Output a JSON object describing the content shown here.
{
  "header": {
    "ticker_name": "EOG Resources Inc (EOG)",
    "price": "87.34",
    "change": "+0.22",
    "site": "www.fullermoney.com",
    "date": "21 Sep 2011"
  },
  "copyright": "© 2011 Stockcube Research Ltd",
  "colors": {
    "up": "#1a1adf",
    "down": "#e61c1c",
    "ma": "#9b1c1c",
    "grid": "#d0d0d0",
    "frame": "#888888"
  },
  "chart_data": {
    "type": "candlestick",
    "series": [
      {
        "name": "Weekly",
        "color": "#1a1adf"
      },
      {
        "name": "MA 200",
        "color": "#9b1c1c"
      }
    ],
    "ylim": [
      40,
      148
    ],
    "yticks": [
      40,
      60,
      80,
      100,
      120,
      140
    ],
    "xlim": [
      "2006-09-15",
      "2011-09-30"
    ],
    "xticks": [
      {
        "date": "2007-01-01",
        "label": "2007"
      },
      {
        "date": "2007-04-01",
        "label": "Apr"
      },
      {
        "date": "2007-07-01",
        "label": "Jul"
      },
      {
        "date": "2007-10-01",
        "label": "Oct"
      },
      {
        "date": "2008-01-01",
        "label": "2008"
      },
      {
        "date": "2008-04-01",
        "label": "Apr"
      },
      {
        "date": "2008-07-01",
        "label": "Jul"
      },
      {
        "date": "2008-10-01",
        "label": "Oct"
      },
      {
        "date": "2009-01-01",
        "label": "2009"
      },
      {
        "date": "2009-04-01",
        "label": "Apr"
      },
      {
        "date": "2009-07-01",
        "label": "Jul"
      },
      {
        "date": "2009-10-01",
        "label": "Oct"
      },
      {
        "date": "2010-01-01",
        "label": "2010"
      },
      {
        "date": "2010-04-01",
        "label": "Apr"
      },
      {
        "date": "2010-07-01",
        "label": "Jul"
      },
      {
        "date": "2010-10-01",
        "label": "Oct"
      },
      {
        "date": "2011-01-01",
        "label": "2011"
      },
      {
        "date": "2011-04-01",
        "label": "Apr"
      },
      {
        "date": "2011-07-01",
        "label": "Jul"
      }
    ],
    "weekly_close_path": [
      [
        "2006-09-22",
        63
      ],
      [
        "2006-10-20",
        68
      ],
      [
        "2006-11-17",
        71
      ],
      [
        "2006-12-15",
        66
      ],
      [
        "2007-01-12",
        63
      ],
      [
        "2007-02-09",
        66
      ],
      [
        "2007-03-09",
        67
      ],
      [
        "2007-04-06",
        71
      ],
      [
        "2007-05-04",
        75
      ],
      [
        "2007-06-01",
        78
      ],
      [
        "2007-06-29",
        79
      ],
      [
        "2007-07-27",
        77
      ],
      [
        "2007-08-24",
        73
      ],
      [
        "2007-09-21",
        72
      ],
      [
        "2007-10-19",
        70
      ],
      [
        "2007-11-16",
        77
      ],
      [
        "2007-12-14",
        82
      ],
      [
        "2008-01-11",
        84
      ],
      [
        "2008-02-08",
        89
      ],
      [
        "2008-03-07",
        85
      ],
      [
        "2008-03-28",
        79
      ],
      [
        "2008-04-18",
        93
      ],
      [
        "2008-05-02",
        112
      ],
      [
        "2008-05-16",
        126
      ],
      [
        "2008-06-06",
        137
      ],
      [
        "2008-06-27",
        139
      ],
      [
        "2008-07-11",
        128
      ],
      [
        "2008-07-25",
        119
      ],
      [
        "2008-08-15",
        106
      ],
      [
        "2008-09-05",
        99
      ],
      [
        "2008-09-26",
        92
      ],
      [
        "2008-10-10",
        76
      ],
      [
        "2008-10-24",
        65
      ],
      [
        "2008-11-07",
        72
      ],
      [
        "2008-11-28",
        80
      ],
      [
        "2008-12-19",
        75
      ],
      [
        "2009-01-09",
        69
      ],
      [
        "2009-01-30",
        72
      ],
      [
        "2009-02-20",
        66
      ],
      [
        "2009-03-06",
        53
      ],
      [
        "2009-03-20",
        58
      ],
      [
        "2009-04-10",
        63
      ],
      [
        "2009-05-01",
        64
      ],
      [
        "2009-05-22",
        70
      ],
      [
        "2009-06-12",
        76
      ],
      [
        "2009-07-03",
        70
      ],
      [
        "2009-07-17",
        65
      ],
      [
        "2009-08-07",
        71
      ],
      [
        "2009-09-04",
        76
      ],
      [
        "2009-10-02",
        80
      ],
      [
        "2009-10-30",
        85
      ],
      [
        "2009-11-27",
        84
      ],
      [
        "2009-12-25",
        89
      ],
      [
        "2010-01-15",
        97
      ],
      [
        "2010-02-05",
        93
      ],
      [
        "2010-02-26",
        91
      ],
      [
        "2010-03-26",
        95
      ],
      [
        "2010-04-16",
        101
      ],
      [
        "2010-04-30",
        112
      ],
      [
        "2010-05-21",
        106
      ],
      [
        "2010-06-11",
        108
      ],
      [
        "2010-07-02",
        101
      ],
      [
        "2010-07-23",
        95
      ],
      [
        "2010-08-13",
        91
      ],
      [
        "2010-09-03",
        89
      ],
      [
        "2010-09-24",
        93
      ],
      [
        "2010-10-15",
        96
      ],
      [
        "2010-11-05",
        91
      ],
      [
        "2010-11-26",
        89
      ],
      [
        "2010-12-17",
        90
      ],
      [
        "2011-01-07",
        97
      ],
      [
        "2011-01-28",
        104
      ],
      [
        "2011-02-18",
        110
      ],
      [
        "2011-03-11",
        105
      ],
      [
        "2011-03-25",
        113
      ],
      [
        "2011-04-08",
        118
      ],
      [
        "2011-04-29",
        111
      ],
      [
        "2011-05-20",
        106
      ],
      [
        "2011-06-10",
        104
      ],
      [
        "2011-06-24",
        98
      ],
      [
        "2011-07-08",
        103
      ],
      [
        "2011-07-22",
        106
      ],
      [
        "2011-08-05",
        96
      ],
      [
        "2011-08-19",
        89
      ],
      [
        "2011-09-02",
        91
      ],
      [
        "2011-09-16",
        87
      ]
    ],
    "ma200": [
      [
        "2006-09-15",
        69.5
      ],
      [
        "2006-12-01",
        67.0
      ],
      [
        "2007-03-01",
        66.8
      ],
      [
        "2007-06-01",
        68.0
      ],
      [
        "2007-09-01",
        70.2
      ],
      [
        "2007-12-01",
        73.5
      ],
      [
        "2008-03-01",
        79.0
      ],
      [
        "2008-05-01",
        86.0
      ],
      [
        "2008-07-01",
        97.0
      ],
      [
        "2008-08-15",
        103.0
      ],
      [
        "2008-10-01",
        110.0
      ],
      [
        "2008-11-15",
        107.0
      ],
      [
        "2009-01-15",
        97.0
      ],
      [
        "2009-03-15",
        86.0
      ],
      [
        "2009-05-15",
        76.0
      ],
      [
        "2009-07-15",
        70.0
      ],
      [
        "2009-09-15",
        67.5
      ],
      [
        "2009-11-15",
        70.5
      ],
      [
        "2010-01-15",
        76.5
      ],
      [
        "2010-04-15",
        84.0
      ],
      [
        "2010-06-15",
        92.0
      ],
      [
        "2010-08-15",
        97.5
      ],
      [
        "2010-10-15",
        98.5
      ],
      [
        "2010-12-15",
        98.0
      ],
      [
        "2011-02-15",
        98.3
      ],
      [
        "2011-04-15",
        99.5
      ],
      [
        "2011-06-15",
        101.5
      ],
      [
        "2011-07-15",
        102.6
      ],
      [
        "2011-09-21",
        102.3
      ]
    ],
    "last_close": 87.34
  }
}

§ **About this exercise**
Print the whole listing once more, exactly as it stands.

§ **Your solution**
Output a JSON object describing the content shown here.
{
  "header": {
    "ticker_name": "EOG Resources Inc (EOG)",
    "price": "87.34",
    "change": "+0.22",
    "site": "www.fullermoney.com",
    "date": "21 Sep 2011"
  },
  "copyright": "© 2011 Stockcube Research Ltd",
  "colors": {
    "up": "#1a1adf",
    "down": "#e61c1c",
    "ma": "#9b1c1c",
    "grid": "#d0d0d0",
    "frame": "#888888"
  },
  "chart_data": {
    "type": "candlestick",
    "series": [
      {
        "name": "Weekly",
        "color": "#1a1adf"
      },
      {
        "name": "MA 200",
        "color": "#9b1c1c"
      }
    ],
    "ylim": [
      40,
      148
    ],
    "yticks": [
      40,
      60,
      80,
      100,
      120,
      140
    ],
    "xlim": [
      "2006-09-15",
      "2011-09-30"
    ],
    "xticks": [
      {
        "date": "2007-01-01",
        "label": "2007"
      },
      {
        "date": "2007-04-01",
        "label": "Apr"
      },
      {
        "date": "2007-07-01",
        "label": "Jul"
      },
      {
        "date": "2007-10-01",
        "label": "Oct"
      },
      {
        "date": "2008-01-01",
        "label": "2008"
      },
      {
        "date": "2008-04-01",
        "label": "Apr"
      },
      {
        "date": "2008-07-01",
        "label": "Jul"
      },
      {
        "date": "2008-10-01",
        "label": "Oct"
      },
      {
        "date": "2009-01-01",
        "label": "2009"
      },
      {
        "date": "2009-04-01",
        "label": "Apr"
      },
      {
        "date": "2009-07-01",
        "label": "Jul"
      },
      {
        "date": "2009-10-01",
        "label": "Oct"
      },
      {
        "date": "2010-01-01",
        "label": "2010"
      },
      {
        "date": "2010-04-01",
        "label": "Apr"
      },
      {
        "date": "2010-07-01",
        "label": "Jul"
      },
      {
        "date": "2010-10-01",
        "label": "Oct"
      },
      {
        "date": "2011-01-01",
        "label": "2011"
      },
      {
        "date": "2011-04-01",
        "label": "Apr"
      },
      {
        "date": "2011-07-01",
        "label": "Jul"
      }
    ],
    "weekly_close_path": [
      [
        "2006-09-22",
        63
      ],
      [
        "2006-10-20",
        68
      ],
      [
        "2006-11-17",
        71
      ],
      [
        "2006-12-15",
        66
      ],
      [
        "2007-01-12",
        63
      ],
      [
        "2007-02-09",
        66
      ],
      [
        "2007-03-09",
        67
      ],
      [
        "2007-04-06",
        71
      ],
      [
        "2007-05-04",
        75
      ],
      [
        "2007-06-01",
        78
      ],
      [
        "2007-06-29",
        79
      ],
      [
        "2007-07-27",
        77
      ],
      [
        "2007-08-24",
        73
      ],
      [
        "2007-09-21",
        72
      ],
      [
        "2007-10-19",
        70
      ],
      [
        "2007-11-16",
        77
      ],
      [
        "2007-12-14",
        82
      ],
      [
        "2008-01-11",
        84
      ],
      [
        "2008-02-08",
        89
      ],
      [
        "2008-03-07",
        85
      ],
      [
        "2008-03-28",
        79
      ],
      [
        "2008-04-18",
        93
      ],
      [
        "2008-05-02",
        112
      ],
      [
        "2008-05-16",
        126
      ],
      [
        "2008-06-06",
        137
      ],
      [
        "2008-06-27",
        139
      ],
      [
        "2008-07-11",
        128
      ],
      [
        "2008-07-25",
        119
      ],
      [
        "2008-08-15",
        106
      ],
      [
        "2008-09-05",
        99
      ],
      [
        "2008-09-26",
        92
      ],
      [
        "2008-10-10",
        76
      ],
      [
        "2008-10-24",
        65
      ],
      [
        "2008-11-07",
        72
      ],
      [
        "2008-11-28",
        80
      ],
      [
        "2008-12-19",
        75
      ],
      [
        "2009-01-09",
        69
      ],
      [
        "2009-01-30",
        72
      ],
      [
        "2009-02-20",
        66
      ],
      [
        "2009-03-06",
        53
      ],
      [
        "2009-03-20",
        58
      ],
      [
        "2009-04-10",
        63
      ],
      [
        "2009-05-01",
        64
      ],
      [
        "2009-05-22",
        70
      ],
      [
        "2009-06-12",
        76
      ],
      [
        "2009-07-03",
        70
      ],
      [
        "2009-07-17",
        65
      ],
      [
        "2009-08-07",
        71
      ],
      [
        "2009-09-04",
        76
      ],
      [
        "2009-10-02",
        80
      ],
      [
        "2009-10-30",
        85
      ],
      [
        "2009-11-27",
        84
      ],
      [
        "2009-12-25",
        89
      ],
      [
        "2010-01-15",
        97
      ],
      [
        "2010-02-05",
        93
      ],
      [
        "2010-02-26",
        91
      ],
      [
        "2010-03-26",
        95
      ],
      [
        "2010-04-16",
        101
      ],
      [
        "2010-04-30",
        112
      ],
      [
        "2010-05-21",
        106
      ],
      [
        "2010-06-11",
        108
      ],
      [
        "2010-07-02",
        101
      ],
      [
        "2010-07-23",
        95
      ],
      [
        "2010-08-13",
        91
      ],
      [
        "2010-09-03",
        89
      ],
      [
        "2010-09-24",
        93
      ],
      [
        "2010-10-15",
        96
      ],
      [
        "2010-11-05",
        91
      ],
      [
        "2010-11-26",
        89
      ],
      [
        "2010-12-17",
        90
      ],
      [
        "2011-01-07",
        97
      ],
      [
        "2011-01-28",
        104
      ],
      [
        "2011-02-18",
        110
      ],
      [
        "2011-03-11",
        105
      ],
      [
        "2011-03-25",
        113
      ],
      [
        "2011-04-08",
        118
      ],
      [
        "2011-04-29",
        111
      ],
      [
        "2011-05-20",
        106
      ],
      [
        "2011-06-10",
        104
      ],
      [
        "2011-06-24",
        98
      ],
      [
        "2011-07-08",
        103
      ],
      [
        "2011-07-22",
        106
      ],
      [
        "2011-08-05",
        96
      ],
      [
        "2011-08-19",
        89
      ],
      [
        "2011-09-02",
        91
      ],
      [
        "2011-09-16",
        87
      ]
    ],
    "ma200": [
      [
        "2006-09-15",
        69.5
      ],
      [
        "2006-12-01",
        67.0
      ],
      [
        "2007-03-01",
        66.8
      ],
      [
        "2007-06-01",
        68.0
      ],
      [
        "2007-09-01",
        70.2
      ],
      [
        "2007-12-01",
        73.5
      ],
      [
        "2008-03-01",
        79.0
      ],
      [
        "2008-05-01",
        86.0
      ],
      [
        "2008-07-01",
        97.0
      ],
      [
        "2008-08-15",
        103.0
      ],
      [
        "2008-10-01",
        110.0
      ],
      [
        "2008-11-15",
        107.0
      ],
      [
        "2009-01-15",
        97.0
      ],
      [
        "2009-03-15",
        86.0
      ],
      [
        "2009-05-15",
        76.0
      ],
      [
        "2009-07-15",
        70.0
      ],
      [
        "2009-09-15",
        67.5
      ],
      [
        "2009-11-15",
        70.5
      ],
      [
        "2010-01-15",
        76.5
      ],
      [
        "2010-04-15",
        84.0
      ],
      [
        "2010-06-15",
        92.0
      ],
      [
        "2010-08-15",
        97.5
      ],
      [
        "2010-10-15",
        98.5
      ],
      [
        "2010-12-15",
        98.0
      ],
      [
        "2011-02-15",
        98.3
      ],
      [
        "2011-04-15",
        99.5
      ],
      [
        "2011-06-15",
        101.5
      ],
      [
        "2011-07-15",
        102.6
      ],
      [
        "2011-09-21",
        102.3
      ]
    ],
    "last_close": 87.34
  }
}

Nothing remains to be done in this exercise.